Copy out the lines below that hold the word "слова".
Start of Available data
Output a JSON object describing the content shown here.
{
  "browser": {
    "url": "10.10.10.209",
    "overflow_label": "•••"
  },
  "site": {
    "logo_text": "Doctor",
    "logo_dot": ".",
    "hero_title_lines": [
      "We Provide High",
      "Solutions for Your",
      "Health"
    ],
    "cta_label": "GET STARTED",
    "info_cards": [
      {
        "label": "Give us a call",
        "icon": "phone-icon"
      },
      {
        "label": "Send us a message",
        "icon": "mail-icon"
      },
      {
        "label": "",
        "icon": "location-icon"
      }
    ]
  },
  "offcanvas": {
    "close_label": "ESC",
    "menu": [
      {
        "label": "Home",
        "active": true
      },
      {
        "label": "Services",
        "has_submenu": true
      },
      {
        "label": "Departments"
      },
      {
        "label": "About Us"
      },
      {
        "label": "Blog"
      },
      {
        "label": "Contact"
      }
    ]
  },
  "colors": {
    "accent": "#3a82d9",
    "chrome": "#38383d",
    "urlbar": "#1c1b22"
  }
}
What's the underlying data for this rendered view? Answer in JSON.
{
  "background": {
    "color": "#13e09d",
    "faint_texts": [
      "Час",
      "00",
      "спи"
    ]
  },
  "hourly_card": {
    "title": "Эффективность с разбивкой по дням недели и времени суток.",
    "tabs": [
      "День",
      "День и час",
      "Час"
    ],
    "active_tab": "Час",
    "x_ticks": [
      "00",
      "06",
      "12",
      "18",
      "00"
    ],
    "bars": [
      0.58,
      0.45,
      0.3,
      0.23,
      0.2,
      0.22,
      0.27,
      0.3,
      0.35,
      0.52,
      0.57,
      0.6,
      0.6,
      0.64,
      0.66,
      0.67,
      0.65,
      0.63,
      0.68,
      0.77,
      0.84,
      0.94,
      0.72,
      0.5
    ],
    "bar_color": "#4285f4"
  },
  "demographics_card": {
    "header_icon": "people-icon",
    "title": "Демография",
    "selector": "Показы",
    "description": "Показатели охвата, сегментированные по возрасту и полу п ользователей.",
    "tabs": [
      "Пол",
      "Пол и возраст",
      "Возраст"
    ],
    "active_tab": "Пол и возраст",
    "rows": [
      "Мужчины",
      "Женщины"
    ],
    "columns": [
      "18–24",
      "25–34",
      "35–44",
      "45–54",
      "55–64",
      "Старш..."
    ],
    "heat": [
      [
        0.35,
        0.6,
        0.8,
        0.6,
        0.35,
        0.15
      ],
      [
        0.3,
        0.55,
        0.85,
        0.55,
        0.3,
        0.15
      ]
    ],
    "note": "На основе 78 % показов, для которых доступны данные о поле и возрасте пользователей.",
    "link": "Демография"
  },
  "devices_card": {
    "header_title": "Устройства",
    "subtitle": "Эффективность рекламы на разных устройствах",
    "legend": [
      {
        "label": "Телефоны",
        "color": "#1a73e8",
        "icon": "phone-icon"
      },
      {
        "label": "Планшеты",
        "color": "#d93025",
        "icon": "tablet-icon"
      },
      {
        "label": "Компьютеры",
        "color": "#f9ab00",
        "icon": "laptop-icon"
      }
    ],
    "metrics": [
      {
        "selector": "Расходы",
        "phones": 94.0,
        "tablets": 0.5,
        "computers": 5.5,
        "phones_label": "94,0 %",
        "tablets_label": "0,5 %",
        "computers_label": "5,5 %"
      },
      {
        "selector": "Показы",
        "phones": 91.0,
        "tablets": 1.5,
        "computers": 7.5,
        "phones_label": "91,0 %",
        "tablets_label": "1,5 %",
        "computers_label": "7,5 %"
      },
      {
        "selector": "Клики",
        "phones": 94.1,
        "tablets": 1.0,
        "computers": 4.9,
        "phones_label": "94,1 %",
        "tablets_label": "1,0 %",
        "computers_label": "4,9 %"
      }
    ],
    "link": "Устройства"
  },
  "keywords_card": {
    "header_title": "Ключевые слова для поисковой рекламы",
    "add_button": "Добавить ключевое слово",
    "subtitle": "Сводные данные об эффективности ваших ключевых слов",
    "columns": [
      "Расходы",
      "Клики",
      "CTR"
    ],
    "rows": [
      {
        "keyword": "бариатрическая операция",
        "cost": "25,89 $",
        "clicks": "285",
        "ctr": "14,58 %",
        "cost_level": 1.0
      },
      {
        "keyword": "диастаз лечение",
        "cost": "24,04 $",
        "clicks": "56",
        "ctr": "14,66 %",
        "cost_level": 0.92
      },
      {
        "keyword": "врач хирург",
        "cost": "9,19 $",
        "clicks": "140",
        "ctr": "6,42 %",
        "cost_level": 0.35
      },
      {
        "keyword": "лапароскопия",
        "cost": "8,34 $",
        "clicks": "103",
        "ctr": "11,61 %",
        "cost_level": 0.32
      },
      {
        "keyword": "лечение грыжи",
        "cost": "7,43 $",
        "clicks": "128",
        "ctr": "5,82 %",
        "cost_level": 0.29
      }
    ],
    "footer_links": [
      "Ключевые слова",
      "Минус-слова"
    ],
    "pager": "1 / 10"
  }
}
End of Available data
* **Response to this task**
    "header_title": "Ключевые слова для поисковой рекламы",
      "Ключевые слова",
      "Минус-слова"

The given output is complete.